===== DATA FOR REVIEW =====

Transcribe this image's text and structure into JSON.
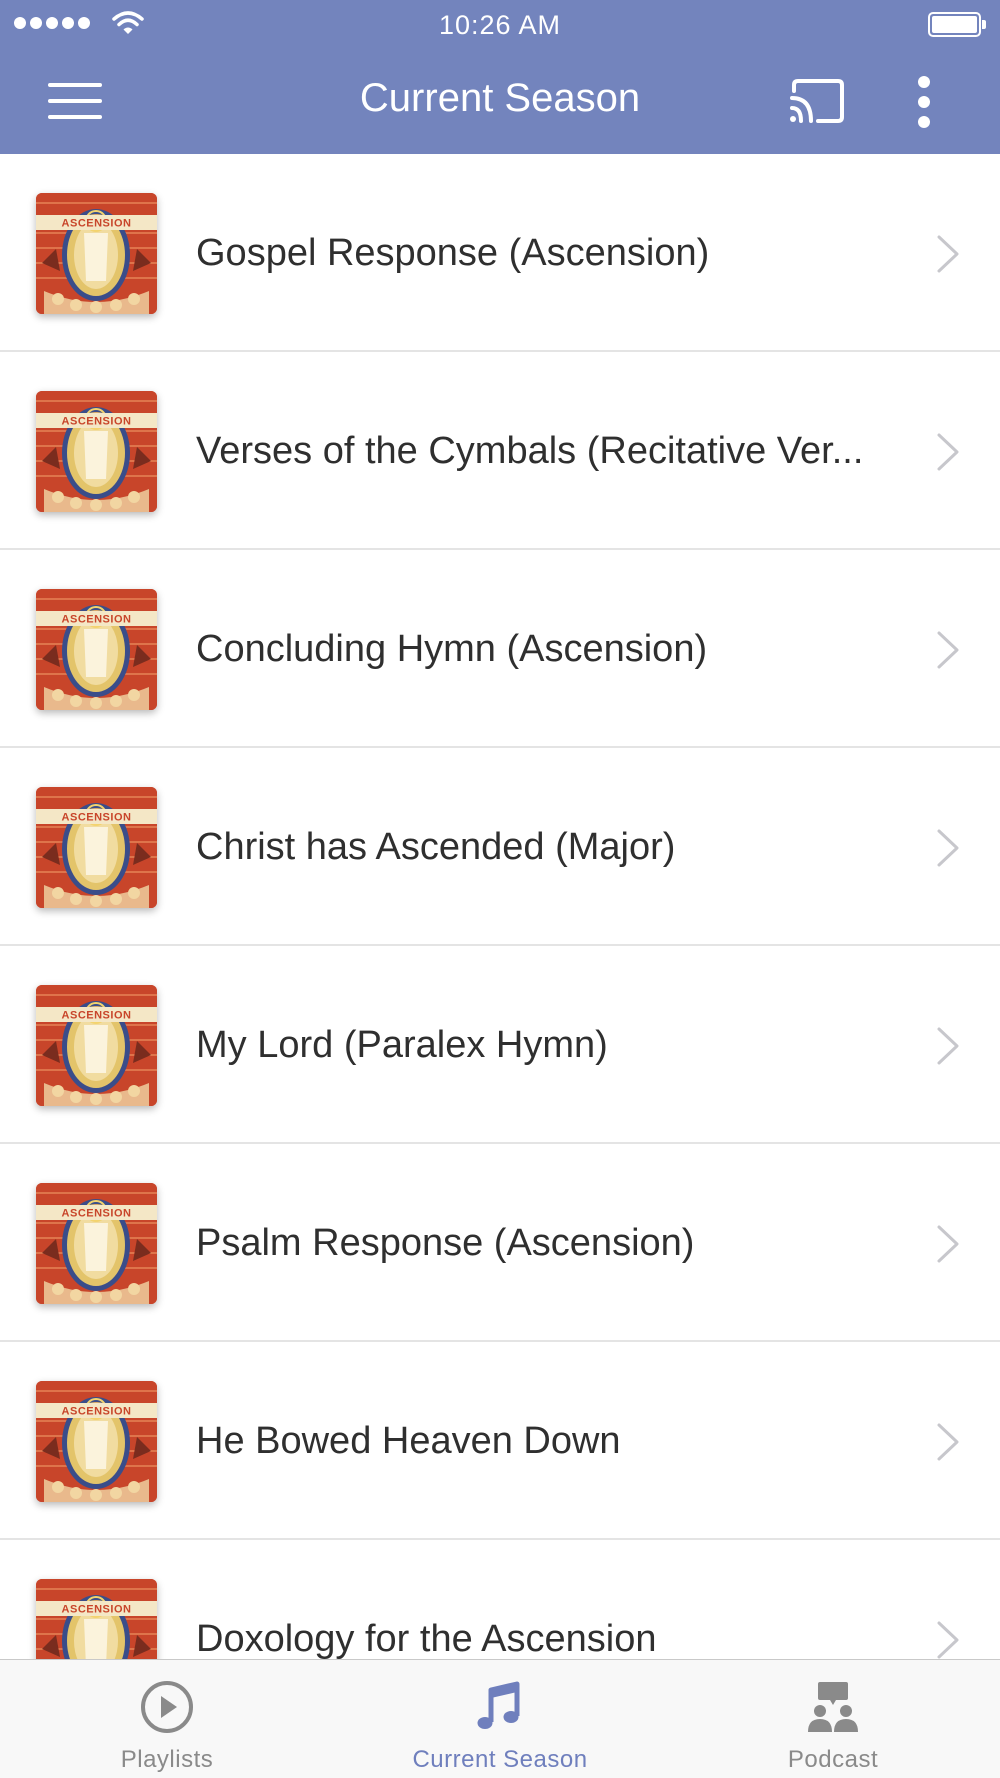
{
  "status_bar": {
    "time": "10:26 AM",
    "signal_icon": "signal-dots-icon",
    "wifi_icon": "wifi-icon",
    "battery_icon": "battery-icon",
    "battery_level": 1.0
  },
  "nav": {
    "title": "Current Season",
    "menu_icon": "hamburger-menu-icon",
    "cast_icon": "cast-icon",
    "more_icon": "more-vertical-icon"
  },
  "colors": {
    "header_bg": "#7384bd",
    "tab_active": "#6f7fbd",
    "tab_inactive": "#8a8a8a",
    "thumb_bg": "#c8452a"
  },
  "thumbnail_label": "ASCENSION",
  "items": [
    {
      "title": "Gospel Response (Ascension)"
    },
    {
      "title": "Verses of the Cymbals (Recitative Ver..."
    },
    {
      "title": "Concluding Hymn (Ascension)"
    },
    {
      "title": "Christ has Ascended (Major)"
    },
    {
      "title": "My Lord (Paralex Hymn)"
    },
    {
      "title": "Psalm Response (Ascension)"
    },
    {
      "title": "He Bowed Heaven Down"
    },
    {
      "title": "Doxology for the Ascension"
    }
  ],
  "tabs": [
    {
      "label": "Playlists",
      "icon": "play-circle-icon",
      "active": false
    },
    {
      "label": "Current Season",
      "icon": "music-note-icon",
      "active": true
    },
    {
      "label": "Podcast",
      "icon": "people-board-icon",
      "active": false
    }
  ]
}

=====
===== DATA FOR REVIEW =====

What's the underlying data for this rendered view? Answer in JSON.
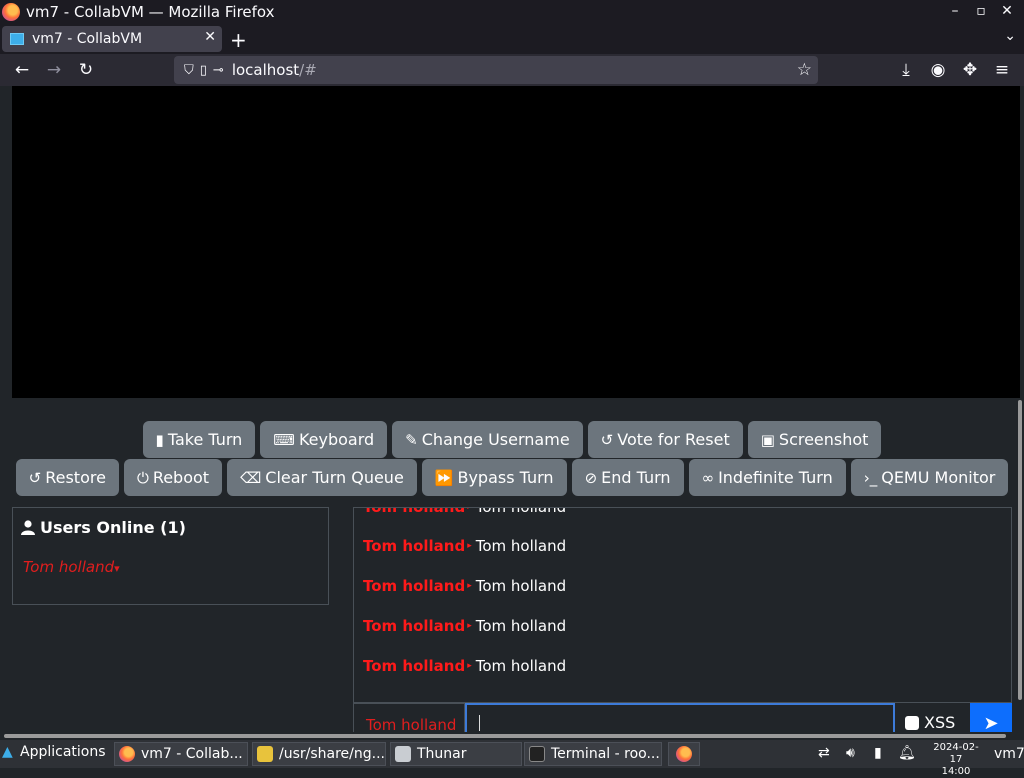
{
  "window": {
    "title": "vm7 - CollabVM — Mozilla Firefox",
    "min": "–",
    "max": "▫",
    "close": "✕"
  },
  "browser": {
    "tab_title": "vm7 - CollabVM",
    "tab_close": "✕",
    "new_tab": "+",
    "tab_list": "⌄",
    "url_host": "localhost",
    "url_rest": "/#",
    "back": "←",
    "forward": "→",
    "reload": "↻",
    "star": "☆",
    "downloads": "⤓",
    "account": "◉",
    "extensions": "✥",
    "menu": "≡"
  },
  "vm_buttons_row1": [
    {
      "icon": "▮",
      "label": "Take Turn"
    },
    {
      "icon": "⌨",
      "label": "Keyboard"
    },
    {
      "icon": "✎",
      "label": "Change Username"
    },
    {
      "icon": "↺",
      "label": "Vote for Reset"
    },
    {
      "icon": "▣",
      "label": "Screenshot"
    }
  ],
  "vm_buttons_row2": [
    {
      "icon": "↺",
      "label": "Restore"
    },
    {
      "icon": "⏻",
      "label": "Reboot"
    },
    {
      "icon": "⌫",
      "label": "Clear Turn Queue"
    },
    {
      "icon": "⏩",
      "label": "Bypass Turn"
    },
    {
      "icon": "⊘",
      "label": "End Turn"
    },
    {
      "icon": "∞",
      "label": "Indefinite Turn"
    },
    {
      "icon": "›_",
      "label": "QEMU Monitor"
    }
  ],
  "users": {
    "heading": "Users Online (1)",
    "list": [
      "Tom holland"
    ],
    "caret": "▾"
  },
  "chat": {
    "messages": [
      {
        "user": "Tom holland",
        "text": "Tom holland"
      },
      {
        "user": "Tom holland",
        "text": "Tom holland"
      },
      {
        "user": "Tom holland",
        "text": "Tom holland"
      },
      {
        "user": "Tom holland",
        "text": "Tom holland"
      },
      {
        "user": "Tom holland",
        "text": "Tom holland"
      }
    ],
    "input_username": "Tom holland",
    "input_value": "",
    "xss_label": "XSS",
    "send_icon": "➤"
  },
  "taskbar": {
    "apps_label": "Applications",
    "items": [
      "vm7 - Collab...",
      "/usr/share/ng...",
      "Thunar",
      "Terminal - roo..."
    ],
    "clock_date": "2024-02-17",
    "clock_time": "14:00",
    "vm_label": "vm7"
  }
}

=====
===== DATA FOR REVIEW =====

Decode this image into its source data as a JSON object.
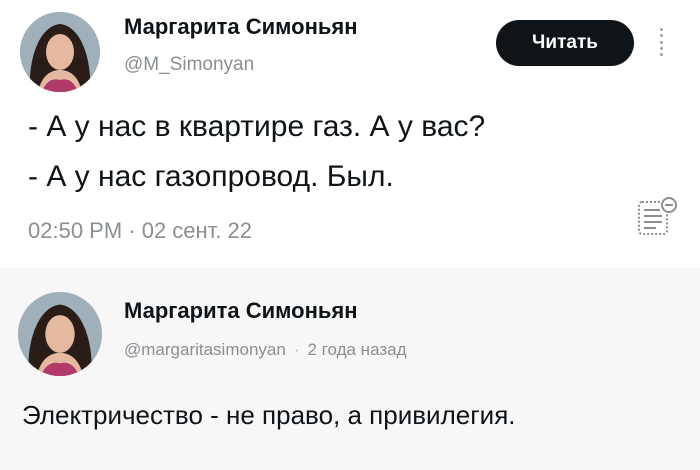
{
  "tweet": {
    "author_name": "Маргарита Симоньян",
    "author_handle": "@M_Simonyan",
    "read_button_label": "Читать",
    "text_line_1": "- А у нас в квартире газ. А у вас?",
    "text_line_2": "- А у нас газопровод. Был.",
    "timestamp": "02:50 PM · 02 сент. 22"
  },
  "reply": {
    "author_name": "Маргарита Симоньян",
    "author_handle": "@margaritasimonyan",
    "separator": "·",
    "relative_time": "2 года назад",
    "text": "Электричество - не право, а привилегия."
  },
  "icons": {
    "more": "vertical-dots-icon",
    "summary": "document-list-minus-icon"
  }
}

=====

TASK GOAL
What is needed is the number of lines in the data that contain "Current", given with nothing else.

OUTPUT
2